Auckland Council’s Finance and Performance Committee has strongly supported Mayor Phil Goff’s $31.8 billion Recovery Budget proposal, and the Budget will now be formally adopted by the Governing Body next month.
The Recovery Budget, which sets out the council’s spending for the next decade, will:
- Support Auckland’s recovery from the impacts of COVID-19
- Lift investment by $5.6 billion to a record $31.8 billion over ten years
- Increase spending on the environment and responding to climate change
- Protect key services and renewal of community assets
“This Recovery Budget sets out a prudent, fully-costed plan for the next 10 years that will support Auckland’s recovery from the COVID-19 crisis while addressing the long-term challenges we face around traffic congestion and housing unaffordability, protecting our environment, improving water quality and supply, and taking action on climate change,” Phil Goff says.
“Despite the $750 million hit to revenue caused by COVID-19, we have not considered imposing austerity measures which would risk delivery of the critical infrastructure our city and communities badly need.
“Instead, we have looked at every lever available to us to preserve what is most important to our communities and the future of this city.
“Our priority is to continue to invest in critical infrastructure to provide stimulus and support to the economy, accelerate our recovery from COVID-19 and protect jobs and livelihoods.
“We will lift our level of capital investment by 21 per cent compared to the previous 10-year Budget adopted in 2018, including a $4 billion boost for water, wastewater and stormwater projects, and $600 million more into transport, which will be part of the record 31 billion investment in transport through the Auckland Transport Alignment Project.
“We are committed to maintaining and renewing the community facilities that help make Auckland a great place to live, with a $900 million increase for parks and community facilities.
“And we are ensuring that, despite COVID-19, we remain focused on tackling the long-term challenge of climate change, with $152 million of new spending over ten years for climate initiatives to reduce emissions and adapt to the impacts of global heating.
“This includes measures such as bringing forward the electrification of our bus fleet—including immediately halting the purchase of new diesel buses—investment to divert more waste from landfill and planting more than 11,000 street trees and 200 hectares of native forest.
“While we are lifting our level of investment to meet the challenges ahead of us, we are also keeping rates rises at a fair and reasonable level.

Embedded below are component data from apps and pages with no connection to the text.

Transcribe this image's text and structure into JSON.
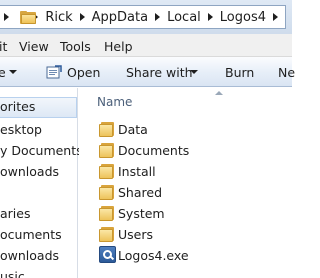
{
  "address": {
    "crumbs": [
      "Rick",
      "AppData",
      "Local",
      "Logos4"
    ]
  },
  "menu": {
    "items": [
      "it",
      "View",
      "Tools",
      "Help"
    ]
  },
  "toolbar": {
    "organize_label": "e",
    "open_label": "Open",
    "share_label": "Share with",
    "burn_label": "Burn",
    "new_label": "Ne"
  },
  "nav": {
    "items": [
      "orites",
      "esktop",
      "y Documents",
      "ownloads",
      "aries",
      "ocuments",
      "ownloads",
      "usic"
    ]
  },
  "content": {
    "column_name": "Name",
    "folders": [
      "Data",
      "Documents",
      "Install",
      "Shared",
      "System",
      "Users"
    ],
    "file": "Logos4.exe"
  },
  "colors": {
    "folder_yellow": "#edc35b",
    "toolbar_blue": "#dae5f3",
    "selection_border": "#b8d1ee"
  },
  "icons": [
    "folder-icon",
    "open-icon",
    "exe-icon",
    "chevron-down-icon",
    "breadcrumb-arrow-icon"
  ]
}
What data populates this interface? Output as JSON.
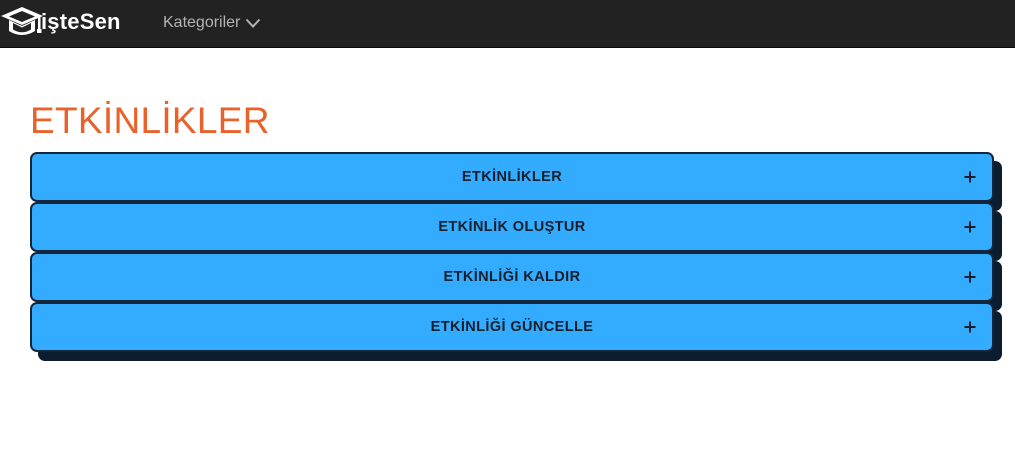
{
  "navbar": {
    "brand": "işteSen",
    "logo_icon": "graduation-cap-icon",
    "menu": {
      "label": "Kategoriler",
      "icon": "chevron-down-icon"
    },
    "colors": {
      "background": "#222222",
      "brand_text": "#ffffff",
      "menu_text": "#b4b4b4"
    }
  },
  "page": {
    "title": "ETKİNLİKLER",
    "title_color": "#e8622a"
  },
  "accordion": {
    "expand_icon": "plus-icon",
    "colors": {
      "panel_bg": "#33abff",
      "panel_border": "#12263d",
      "shadow": "#0b1d2f",
      "text": "#161f2b"
    },
    "panels": [
      {
        "label": "ETKİNLİKLER",
        "expanded": false
      },
      {
        "label": "ETKİNLİK OLUŞTUR",
        "expanded": false
      },
      {
        "label": "ETKİNLİĞİ KALDIR",
        "expanded": false
      },
      {
        "label": "ETKİNLİĞİ GÜNCELLE",
        "expanded": false
      }
    ]
  }
}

We’ve retained our long-term commitment to a 3.5 per cent rates increase, with a one-off rate increase of 5 per cent to be introduced for one year only, as an interim measure, before returning to 3.5 per cent the following year.

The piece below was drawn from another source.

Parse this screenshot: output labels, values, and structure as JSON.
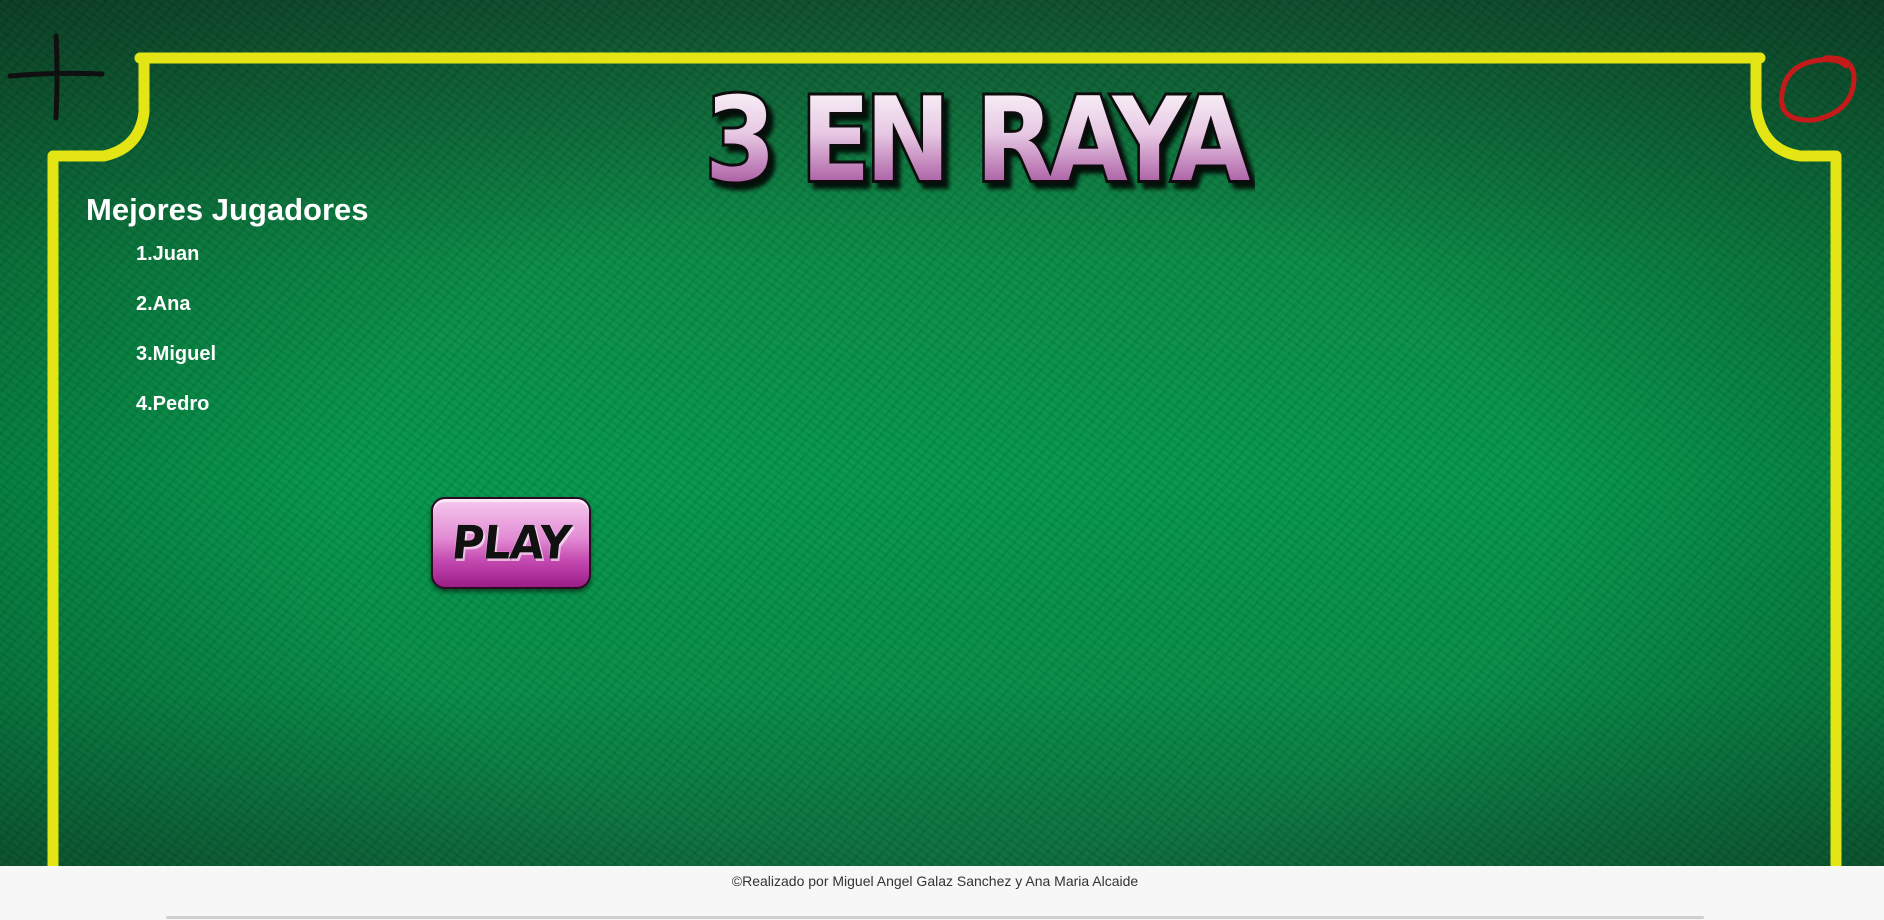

“This one-off 5 per cent rate increase represents an extra $0.73 per week above the 3.5 per cent signalled prior to COVID and compares with proposed increases of 16 per cent in Wellington, 17 per cent in Tauranga, and 8.9 per cent in Hamilton.
“We have seen in cities around New Zealand recently the catastrophic cost of failing to invest in critical infrastructure, including burst wastewater pipes and contaminated drinking water. We’re investing now to ensure that future generations of Aucklanders do not have to bear similar costs,” says Phil Goff.
“This budget will support Auckland’s economic recovery while maintaining our progress towards building a world-class city.”
Finance and Performance Committee Chair Councillor Desley Simpson says, “This was a difficult budget and none of the decisions in it were made without extensive deliberation by councillors, local boards and IMSB members, alongside staff and CCOS, and in consultation with our communities.
“We are committed to maintaining a fiscally prudent approach to council finances which has already delivered a record $120 million of savings for Aucklanders, two months earlier than expected.
“This budget will continue this responsible management of our finances, locking in savings of $90 million a year through increased efficiencies throughout the council business.
“This 10-year Budget responds to the fiscal and economic realities we face, while ensuring that we continue to deliver the critical infrastructure and services that Auckland needs.”